I wrote to a few friends that I have checked two tasks off my to do list. However when I looked at it I checked off three. The Raymarine and the Windex were listed separately. A glorious day indeed.
An article today at Ars Technica reports the results of a genomic analysis that purports to trace and time more accurately than has been done previously the Polynesian settlement of the South Pacific. The article itself is rather dry. The essence is in this chart.As a sailor who has crossed that ocean many times I have long been impressed by those early Polynesian voyages. Big stretches of empty ocean and mostly small targets. That the voyages were made once could have happened by chance. But, and this is what I find most impressive, they were repeated and if you know anything about the winds in the South Pacific, they were mostly to windward. Only the broad line from Samoa to Fiji is partially with rather than against the trade winds.
While if my addition is correct there are 73 pouches, they contain at least 111 meals because many of them are two meals for me.
BP stands for Backpacker’s Pantry. AA for AlpineAire. MH for Mountain House.
All of the AlpineAire are two meals. So are the BP Santa Fe Rice and Beans and Chicken and the MH Spaghetti, Pepper Steak, and Chicken with Dumplings. Some of the others might be stretched too. 300 calories is a meal for me, any pouch with over 600 calories counts as two. That might not be enough for others.
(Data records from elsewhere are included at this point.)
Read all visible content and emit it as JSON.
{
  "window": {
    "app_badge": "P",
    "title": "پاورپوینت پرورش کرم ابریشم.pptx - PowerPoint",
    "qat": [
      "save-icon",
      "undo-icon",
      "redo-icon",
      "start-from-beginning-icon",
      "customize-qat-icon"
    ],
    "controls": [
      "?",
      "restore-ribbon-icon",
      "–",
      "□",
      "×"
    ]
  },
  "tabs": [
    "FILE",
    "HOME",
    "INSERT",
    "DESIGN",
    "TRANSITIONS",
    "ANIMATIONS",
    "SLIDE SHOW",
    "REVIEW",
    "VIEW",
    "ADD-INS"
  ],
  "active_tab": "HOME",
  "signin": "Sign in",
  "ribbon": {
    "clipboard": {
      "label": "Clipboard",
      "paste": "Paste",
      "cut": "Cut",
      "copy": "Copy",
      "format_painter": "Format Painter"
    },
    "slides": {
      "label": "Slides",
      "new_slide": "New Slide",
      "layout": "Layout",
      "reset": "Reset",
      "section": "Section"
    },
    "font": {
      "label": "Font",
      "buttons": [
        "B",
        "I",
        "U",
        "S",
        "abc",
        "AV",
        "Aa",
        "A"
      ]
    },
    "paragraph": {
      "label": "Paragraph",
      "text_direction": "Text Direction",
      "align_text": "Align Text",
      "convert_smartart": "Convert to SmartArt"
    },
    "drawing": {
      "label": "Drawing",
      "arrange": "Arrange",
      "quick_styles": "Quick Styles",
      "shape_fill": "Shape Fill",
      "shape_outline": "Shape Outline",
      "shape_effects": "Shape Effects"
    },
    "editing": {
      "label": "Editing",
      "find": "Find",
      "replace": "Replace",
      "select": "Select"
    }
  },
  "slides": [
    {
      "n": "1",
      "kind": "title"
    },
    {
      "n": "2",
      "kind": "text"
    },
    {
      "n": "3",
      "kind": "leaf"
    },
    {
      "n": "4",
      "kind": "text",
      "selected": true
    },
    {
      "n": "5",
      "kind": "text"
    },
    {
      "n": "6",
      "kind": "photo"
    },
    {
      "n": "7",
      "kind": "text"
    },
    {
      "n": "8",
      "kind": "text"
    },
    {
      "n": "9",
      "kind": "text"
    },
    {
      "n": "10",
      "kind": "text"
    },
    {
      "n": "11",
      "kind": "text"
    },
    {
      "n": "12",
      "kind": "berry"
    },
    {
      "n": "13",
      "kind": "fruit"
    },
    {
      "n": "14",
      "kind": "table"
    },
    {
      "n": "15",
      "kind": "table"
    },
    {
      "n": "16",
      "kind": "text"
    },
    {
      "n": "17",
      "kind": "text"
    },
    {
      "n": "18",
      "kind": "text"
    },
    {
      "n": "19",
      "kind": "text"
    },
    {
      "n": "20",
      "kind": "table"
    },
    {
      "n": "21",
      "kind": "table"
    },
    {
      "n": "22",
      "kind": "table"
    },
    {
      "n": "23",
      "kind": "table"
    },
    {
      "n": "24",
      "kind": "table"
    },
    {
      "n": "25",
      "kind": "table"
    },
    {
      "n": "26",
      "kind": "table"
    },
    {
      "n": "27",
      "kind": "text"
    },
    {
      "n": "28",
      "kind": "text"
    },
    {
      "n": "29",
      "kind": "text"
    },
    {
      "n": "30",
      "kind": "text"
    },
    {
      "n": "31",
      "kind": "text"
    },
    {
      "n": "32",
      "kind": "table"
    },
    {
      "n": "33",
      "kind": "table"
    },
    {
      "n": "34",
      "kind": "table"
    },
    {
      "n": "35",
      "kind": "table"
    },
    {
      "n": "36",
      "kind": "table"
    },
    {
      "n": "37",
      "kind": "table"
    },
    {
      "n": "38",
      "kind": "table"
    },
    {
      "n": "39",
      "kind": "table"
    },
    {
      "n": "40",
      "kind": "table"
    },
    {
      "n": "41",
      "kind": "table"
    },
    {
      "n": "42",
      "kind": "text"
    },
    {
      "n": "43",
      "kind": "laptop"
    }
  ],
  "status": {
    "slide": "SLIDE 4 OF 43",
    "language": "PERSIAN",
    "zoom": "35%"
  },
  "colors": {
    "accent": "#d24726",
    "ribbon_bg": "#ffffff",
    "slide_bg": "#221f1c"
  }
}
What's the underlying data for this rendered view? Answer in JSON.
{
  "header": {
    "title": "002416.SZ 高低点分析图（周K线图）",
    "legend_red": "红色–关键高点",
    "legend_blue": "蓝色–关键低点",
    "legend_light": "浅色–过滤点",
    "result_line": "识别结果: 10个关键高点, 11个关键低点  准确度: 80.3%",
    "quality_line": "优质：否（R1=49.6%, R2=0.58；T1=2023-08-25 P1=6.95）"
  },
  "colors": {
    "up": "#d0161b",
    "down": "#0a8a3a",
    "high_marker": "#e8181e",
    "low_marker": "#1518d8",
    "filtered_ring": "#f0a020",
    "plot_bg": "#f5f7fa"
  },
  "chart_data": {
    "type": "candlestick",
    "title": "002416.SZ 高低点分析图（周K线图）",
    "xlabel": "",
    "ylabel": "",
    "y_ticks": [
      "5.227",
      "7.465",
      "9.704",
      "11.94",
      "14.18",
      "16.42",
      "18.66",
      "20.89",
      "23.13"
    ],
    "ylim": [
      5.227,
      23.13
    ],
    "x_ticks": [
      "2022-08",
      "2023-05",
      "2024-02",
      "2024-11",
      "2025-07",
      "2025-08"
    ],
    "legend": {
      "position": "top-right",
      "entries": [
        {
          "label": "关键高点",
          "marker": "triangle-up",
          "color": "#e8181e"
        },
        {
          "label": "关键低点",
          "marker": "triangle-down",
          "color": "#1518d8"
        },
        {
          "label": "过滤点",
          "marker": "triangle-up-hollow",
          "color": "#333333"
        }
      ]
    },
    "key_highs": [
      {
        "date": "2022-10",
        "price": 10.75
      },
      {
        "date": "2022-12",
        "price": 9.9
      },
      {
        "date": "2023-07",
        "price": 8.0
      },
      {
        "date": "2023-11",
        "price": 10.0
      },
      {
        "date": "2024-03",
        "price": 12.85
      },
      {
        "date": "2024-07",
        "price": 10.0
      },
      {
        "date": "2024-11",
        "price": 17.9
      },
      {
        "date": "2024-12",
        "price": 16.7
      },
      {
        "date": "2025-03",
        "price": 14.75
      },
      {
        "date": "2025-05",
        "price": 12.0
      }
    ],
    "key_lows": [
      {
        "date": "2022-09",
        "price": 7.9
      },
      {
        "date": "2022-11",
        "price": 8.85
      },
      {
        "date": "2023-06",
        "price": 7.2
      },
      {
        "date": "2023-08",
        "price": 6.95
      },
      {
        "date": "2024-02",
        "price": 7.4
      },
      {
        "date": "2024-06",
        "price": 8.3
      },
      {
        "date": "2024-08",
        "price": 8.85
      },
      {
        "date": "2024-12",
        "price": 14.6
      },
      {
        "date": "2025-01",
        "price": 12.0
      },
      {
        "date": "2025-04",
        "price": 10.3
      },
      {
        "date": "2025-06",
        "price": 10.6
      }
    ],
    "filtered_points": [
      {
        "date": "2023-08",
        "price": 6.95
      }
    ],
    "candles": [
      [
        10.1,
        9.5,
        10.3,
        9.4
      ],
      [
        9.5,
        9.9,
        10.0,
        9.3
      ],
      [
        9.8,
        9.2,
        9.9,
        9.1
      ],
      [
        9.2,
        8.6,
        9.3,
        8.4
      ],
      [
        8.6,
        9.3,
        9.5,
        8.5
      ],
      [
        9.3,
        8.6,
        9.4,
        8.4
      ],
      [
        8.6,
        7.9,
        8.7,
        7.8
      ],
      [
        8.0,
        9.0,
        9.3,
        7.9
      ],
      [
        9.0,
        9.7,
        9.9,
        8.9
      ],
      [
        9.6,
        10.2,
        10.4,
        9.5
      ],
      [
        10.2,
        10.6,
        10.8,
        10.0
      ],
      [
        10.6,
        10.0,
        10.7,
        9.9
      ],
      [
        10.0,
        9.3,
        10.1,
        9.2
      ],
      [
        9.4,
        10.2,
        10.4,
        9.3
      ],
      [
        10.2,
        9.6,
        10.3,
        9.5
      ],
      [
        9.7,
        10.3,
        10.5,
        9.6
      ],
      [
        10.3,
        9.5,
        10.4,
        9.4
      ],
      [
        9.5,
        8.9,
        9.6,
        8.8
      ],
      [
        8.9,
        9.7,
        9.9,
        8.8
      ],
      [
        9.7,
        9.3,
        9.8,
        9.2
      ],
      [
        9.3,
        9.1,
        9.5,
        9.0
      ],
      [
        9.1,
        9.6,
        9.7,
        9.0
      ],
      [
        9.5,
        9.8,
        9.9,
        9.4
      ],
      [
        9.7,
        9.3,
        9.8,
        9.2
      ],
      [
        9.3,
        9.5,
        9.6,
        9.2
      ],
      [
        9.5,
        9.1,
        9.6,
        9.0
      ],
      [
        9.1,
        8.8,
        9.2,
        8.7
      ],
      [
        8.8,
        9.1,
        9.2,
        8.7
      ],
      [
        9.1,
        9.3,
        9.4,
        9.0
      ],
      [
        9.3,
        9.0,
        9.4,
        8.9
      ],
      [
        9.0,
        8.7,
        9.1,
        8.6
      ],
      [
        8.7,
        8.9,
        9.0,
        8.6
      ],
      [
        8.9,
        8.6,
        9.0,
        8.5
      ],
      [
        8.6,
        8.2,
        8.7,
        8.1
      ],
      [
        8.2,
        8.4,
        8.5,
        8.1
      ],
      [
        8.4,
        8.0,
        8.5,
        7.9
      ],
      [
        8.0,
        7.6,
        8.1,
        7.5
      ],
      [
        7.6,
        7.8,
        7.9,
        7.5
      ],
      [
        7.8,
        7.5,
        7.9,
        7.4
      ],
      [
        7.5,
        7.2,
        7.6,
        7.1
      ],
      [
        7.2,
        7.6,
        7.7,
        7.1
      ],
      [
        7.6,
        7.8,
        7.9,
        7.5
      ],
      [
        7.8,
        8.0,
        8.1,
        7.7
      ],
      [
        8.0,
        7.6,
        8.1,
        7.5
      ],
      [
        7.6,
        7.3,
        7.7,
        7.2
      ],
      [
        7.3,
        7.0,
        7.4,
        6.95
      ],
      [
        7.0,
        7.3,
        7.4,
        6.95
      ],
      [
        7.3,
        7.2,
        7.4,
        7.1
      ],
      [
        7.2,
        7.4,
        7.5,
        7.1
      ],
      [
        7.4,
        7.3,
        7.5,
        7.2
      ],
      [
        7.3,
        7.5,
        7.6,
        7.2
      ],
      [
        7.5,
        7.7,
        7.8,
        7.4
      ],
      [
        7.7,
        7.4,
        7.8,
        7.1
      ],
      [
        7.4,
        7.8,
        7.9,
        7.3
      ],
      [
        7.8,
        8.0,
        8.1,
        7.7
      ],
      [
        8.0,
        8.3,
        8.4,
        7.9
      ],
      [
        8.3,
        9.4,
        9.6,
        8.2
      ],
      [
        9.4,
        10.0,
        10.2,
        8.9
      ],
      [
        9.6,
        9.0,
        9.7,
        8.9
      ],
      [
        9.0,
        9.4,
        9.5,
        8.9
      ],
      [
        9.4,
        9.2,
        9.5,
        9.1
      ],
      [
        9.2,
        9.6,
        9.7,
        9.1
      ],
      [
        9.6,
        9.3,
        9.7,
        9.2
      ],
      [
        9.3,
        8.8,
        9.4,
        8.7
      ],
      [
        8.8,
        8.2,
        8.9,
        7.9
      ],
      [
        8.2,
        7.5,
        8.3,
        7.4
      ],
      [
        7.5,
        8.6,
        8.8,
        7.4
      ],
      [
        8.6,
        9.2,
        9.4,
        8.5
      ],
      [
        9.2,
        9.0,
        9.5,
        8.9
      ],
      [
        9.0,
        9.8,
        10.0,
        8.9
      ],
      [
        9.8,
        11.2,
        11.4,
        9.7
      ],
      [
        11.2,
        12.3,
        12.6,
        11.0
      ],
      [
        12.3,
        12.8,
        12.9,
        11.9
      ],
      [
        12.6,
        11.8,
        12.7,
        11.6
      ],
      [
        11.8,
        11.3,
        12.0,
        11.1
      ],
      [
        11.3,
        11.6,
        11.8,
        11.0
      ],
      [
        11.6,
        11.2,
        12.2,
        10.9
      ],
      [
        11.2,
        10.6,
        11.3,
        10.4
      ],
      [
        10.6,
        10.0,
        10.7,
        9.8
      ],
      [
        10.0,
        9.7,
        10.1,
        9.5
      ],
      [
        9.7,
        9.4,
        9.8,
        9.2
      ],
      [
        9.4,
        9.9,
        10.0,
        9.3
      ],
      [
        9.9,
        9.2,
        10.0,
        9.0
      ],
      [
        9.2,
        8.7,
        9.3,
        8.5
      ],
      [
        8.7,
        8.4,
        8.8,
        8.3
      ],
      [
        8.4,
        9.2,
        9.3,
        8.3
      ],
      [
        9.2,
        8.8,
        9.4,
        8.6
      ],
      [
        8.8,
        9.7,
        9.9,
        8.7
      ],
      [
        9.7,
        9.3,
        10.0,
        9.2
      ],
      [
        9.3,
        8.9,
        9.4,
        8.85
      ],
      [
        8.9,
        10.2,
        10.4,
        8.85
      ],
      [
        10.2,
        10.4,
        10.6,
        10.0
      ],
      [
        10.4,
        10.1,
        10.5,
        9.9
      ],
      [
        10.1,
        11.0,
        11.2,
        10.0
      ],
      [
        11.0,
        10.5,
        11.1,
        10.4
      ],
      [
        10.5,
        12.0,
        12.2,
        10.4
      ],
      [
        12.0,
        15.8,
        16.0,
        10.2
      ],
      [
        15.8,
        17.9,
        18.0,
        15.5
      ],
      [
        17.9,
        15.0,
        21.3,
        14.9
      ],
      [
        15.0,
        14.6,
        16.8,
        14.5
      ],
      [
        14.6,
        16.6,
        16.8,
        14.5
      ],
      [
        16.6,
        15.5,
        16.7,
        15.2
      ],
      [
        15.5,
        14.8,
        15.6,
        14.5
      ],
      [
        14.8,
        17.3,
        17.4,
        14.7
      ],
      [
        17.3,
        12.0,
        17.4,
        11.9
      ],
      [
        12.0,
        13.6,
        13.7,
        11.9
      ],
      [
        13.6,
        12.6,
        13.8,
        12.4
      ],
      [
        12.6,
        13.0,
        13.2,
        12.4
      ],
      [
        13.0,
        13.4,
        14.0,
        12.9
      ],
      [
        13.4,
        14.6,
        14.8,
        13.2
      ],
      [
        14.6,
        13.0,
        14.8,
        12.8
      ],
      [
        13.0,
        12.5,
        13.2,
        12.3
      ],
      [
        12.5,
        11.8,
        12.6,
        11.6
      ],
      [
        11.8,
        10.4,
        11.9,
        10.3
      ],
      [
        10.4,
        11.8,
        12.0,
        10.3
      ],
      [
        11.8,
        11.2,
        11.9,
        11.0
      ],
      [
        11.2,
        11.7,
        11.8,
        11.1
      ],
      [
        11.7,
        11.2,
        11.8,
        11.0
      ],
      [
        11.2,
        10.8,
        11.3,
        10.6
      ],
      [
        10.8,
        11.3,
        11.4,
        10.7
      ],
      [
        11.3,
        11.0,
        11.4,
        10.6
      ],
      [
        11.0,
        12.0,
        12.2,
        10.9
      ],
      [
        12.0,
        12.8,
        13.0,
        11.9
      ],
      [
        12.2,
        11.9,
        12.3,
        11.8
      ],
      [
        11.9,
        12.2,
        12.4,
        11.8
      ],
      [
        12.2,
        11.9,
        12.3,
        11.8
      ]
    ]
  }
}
I always advise testing before you buy in quantity though occasionally I have not done that. Some freeze dry food tastes terrible or like nothing and some is too spicy or salty for a passage made on a boat with a limited supply of fresh water.
This order works out at $5.06 per evening meal. About $150 a month. Add oatmeal and trail mix for breakfast, cans of fish and chicken and Laughing Cow cheese and crackers for lunch, and a few snacks, plus of course wine and spirits, and life at sea is less expensive than on land, until something breaks.